Background: Prothrombin fragments 1 and 2 (F1.2) and D-dimer (DD) are sensitive circulating markers of thrombin generation and fibrinolysis, respectively. Elevated concentrations of F1.2 and DD in ACS patients have been associated with adverse outcomes.
Methods: In ATLAS ACS-TIMI 46, patients were randomized to placebo or the factor Xa inhibitor rivaroxaban (5–20 mg) twice daily (BID) or the same total daily dose once daily (QD). Blood samples were obtained at baseline, 8–24 hrs, and 180 days after drug administration.
Results: 1,006 subjects were included to date in this substudy. At baseline, F1.2 and DD levels were similar in the placebo, rivaroxaban BID, and rivaroxaban QD groups (F1.2: 241, 251, 259 pMol/L; DD: 0.69, 0.79, 0.76 μg/ml). Compared with placebo, rivaroxaban was associated with a significant reduction in F1.2 levels 8–24 hrs after administration in both the BID (240 vs 209 pMol/L, P<0.01) and QD (240 vs 177 pMol/L, P<0.001) groups. DD at baseline vs 8 –24 hrs was significantly increased in placebo patients (0.69 vs 0.75 μg/ml, P<0.05), but unchanged in patients receiving rivaroxaban. By day 180, F1.2 and DD were reduced in placebo patients, presumably because the previous thrombotic state had dissipated; however, patients receiving rivaroxaban continued to have even lower concentrations of both markers of coagulation (Figure⇓).

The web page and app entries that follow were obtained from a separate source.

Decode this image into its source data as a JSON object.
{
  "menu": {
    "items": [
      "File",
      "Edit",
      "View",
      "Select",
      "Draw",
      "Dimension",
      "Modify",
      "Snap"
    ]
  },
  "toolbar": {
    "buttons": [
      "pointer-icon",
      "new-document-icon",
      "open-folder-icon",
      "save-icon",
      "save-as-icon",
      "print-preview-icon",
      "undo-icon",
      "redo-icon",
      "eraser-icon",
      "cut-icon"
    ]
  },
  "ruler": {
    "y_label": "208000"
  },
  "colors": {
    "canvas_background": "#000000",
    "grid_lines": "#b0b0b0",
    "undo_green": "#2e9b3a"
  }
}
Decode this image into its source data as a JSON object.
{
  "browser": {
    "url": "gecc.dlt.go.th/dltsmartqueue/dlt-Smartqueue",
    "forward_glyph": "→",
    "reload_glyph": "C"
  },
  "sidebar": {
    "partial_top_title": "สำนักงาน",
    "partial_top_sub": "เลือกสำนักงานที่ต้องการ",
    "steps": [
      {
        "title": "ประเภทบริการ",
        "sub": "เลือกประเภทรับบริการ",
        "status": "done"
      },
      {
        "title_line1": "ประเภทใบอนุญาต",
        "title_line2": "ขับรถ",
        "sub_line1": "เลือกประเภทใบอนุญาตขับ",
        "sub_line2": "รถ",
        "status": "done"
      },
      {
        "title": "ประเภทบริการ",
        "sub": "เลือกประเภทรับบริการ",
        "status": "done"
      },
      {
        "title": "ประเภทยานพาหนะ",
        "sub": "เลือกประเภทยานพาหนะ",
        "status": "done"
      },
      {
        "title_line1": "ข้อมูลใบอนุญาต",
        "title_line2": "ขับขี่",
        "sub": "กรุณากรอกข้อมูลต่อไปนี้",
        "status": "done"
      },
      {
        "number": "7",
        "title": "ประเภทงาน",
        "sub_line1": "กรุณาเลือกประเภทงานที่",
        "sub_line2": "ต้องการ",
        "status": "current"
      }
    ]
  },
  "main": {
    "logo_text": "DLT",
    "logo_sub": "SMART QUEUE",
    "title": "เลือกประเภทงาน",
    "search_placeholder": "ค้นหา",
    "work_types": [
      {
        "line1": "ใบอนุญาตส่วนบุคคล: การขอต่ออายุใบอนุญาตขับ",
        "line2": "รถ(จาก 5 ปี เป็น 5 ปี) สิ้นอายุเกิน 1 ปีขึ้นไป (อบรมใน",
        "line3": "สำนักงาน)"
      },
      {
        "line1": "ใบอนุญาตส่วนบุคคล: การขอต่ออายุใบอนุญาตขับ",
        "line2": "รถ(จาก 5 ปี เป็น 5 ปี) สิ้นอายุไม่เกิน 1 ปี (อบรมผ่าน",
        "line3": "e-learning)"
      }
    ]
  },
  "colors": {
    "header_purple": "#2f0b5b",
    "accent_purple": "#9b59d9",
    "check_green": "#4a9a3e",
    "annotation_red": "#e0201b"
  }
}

Conclusions: In patients with ACS, rivaroxaban is associated with a significant, early reduction in F1.2 that persists throughout 180 days of treatment, as well as a reduction in DD evident at 180 days. These findings may explain, in part, the mechanism by which rivaroxaban reduces major cardiovascular events in patients following an ACS.